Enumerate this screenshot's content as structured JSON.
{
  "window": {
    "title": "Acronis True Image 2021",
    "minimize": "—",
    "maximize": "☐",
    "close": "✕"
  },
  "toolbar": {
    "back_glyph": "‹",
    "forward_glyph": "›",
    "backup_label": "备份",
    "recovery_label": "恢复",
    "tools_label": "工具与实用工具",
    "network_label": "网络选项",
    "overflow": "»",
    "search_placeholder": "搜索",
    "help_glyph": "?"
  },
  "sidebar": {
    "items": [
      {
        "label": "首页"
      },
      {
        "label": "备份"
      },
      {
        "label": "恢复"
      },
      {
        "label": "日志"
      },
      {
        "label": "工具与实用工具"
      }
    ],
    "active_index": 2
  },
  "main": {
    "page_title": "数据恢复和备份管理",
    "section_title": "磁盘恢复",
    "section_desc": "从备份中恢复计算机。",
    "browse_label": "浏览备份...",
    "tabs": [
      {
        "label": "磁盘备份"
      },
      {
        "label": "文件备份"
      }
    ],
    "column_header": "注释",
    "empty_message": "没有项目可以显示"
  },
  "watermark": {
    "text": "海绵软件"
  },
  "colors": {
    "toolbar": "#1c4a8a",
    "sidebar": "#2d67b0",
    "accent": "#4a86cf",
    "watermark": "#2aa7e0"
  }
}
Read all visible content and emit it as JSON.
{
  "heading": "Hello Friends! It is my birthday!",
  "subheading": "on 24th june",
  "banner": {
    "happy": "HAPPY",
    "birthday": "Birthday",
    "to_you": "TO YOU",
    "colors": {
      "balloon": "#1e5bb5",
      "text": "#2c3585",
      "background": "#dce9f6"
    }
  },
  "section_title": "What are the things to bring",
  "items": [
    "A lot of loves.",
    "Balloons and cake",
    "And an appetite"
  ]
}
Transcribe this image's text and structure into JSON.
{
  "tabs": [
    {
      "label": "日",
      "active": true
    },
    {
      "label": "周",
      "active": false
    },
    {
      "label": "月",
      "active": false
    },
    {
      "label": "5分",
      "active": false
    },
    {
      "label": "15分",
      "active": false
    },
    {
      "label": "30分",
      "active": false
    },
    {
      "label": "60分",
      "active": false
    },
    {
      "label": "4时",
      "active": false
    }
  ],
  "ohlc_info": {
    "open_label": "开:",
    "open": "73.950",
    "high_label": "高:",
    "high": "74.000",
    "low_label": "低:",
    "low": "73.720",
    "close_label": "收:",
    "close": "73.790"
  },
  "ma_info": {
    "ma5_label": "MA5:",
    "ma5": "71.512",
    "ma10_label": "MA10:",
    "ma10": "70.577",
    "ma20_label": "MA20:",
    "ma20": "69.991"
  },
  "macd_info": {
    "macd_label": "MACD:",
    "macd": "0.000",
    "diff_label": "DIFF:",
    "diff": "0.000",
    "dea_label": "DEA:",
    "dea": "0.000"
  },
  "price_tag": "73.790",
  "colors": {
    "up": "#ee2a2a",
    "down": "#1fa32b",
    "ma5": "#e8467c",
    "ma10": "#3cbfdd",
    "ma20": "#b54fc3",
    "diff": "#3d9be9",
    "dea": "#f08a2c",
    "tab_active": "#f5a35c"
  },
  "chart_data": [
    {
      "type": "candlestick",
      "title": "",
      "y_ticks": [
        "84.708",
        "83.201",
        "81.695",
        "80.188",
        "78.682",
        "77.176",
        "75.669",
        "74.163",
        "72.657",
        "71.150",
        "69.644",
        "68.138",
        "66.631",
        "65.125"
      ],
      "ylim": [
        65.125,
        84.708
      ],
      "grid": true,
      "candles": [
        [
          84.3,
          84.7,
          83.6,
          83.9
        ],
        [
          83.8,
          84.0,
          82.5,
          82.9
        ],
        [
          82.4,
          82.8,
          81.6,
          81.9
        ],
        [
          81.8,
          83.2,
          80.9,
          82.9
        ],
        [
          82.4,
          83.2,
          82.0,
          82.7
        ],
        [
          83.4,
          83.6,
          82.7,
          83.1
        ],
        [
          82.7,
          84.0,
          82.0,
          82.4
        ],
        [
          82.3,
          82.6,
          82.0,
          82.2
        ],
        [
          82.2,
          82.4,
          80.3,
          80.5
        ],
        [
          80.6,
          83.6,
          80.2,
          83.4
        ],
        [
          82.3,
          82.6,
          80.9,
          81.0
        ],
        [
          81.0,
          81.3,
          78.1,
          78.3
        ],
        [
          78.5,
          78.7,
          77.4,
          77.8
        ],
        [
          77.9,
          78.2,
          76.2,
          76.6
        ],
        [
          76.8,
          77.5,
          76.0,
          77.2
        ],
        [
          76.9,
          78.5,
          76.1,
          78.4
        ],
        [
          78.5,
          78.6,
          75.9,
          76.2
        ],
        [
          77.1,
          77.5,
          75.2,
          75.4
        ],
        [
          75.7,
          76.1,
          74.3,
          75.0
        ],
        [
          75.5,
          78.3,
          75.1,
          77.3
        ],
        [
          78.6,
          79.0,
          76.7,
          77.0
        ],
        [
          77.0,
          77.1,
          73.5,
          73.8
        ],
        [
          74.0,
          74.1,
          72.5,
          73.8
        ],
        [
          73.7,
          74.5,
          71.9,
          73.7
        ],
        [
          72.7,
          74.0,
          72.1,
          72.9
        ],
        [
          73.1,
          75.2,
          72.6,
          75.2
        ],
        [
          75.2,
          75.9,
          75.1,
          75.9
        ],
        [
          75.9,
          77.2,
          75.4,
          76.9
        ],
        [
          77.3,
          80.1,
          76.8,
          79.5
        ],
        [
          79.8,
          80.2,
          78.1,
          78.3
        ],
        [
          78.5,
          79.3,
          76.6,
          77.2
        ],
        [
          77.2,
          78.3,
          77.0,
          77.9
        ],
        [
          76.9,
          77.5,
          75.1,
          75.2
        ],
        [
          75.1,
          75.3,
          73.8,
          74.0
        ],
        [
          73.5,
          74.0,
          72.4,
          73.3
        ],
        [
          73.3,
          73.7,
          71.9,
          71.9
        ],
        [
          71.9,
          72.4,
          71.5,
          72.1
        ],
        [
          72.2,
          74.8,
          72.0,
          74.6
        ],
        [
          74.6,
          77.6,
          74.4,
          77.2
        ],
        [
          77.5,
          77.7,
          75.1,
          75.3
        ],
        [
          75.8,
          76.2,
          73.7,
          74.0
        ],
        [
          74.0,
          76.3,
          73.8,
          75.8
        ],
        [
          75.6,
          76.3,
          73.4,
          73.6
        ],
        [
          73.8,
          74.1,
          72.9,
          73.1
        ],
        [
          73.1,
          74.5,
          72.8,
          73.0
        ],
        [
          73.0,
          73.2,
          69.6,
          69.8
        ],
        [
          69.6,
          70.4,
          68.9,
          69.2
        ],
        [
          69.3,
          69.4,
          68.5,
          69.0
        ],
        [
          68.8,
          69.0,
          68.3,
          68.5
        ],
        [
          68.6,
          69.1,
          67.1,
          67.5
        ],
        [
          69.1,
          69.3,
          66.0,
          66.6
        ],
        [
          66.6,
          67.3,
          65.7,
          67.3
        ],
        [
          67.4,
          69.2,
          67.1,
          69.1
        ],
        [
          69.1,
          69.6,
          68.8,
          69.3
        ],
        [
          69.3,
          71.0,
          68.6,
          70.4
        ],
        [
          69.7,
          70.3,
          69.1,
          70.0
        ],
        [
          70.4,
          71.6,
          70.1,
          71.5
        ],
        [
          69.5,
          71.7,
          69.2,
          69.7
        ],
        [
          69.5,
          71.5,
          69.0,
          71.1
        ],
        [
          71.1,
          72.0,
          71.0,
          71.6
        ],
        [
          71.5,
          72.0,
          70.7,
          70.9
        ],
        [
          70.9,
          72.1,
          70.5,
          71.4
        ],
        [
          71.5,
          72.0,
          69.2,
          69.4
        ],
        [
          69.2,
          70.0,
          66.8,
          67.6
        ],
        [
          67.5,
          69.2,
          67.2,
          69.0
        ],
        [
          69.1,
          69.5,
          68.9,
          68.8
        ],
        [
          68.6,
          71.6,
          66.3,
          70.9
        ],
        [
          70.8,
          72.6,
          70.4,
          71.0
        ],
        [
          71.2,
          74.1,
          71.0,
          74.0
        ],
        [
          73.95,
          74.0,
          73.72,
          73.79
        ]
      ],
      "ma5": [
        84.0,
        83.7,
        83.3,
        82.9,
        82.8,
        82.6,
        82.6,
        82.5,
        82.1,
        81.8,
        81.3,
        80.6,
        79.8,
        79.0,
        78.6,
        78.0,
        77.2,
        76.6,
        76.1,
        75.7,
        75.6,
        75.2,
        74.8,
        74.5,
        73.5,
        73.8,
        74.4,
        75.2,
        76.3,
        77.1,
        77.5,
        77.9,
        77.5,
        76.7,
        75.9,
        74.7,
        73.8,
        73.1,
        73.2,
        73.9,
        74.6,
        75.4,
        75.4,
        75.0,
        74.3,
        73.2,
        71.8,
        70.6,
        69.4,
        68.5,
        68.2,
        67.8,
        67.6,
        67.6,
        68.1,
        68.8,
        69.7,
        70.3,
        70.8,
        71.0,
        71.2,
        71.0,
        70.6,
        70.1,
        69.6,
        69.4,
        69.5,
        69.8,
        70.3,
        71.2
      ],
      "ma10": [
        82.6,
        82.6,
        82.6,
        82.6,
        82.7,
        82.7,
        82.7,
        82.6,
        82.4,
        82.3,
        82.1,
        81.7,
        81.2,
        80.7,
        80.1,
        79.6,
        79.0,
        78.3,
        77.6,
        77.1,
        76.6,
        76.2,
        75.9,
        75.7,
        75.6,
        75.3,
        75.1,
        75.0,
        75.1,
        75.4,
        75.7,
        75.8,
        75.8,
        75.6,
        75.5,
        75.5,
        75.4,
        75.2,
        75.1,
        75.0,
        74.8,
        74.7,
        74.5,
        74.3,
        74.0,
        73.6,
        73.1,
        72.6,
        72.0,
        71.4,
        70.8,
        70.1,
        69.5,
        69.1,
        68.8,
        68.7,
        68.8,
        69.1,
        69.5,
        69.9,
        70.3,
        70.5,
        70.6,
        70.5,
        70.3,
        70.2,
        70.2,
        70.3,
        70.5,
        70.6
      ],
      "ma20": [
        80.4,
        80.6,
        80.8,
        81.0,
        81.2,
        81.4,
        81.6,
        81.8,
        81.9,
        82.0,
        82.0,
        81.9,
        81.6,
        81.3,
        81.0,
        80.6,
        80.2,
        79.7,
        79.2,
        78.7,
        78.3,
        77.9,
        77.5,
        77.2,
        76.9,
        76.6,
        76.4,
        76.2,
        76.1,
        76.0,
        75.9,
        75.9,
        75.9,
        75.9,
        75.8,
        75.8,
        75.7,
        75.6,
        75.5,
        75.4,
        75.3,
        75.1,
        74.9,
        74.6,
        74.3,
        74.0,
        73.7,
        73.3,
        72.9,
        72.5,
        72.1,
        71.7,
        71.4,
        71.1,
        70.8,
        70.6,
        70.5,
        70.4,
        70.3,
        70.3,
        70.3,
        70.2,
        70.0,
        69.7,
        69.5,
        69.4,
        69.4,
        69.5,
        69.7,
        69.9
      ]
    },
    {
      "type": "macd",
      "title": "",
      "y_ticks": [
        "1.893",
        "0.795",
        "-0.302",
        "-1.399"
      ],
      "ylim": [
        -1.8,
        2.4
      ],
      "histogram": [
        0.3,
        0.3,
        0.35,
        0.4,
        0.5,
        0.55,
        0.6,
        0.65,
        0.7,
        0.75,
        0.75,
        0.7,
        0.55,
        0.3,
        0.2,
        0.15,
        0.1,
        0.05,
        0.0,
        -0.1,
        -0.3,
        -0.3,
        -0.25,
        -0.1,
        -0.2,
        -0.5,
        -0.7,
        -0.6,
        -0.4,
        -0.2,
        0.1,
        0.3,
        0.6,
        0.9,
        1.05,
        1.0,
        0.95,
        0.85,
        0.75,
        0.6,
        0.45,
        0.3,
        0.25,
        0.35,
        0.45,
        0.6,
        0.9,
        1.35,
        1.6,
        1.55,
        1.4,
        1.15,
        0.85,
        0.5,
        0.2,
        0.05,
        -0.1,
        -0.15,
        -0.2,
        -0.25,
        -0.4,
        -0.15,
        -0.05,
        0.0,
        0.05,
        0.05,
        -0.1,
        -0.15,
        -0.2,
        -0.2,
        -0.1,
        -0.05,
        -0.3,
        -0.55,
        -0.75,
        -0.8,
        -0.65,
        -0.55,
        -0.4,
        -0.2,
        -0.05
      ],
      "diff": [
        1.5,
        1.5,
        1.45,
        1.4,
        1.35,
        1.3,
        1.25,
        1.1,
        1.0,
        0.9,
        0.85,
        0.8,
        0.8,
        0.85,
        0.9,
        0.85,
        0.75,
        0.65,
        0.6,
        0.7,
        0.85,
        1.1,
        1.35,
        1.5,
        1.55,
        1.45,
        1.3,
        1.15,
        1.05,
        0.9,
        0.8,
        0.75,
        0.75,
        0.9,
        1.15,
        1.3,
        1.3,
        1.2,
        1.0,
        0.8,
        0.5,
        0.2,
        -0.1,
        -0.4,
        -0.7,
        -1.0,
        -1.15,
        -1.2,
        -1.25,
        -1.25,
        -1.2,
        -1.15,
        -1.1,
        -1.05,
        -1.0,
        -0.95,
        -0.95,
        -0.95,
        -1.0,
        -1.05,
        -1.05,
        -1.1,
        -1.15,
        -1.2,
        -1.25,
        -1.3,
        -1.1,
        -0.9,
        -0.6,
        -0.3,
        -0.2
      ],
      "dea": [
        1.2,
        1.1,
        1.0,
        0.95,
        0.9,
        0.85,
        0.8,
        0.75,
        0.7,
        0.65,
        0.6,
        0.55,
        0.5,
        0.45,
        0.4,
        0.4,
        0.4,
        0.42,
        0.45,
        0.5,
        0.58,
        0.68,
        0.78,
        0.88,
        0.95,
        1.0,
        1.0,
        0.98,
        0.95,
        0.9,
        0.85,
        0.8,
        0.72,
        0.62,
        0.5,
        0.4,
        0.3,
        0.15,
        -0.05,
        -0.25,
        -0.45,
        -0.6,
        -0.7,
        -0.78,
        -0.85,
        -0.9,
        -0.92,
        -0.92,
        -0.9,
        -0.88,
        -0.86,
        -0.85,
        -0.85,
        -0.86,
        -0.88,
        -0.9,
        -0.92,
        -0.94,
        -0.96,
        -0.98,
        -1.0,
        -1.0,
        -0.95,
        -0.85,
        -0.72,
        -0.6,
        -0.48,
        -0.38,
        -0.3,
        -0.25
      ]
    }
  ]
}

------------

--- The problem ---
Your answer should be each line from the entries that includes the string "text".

--- Result of the task ---
    "text": "海绵软件"
      "text": "#2c3585",
Transcribe this image's text and structure into JSON.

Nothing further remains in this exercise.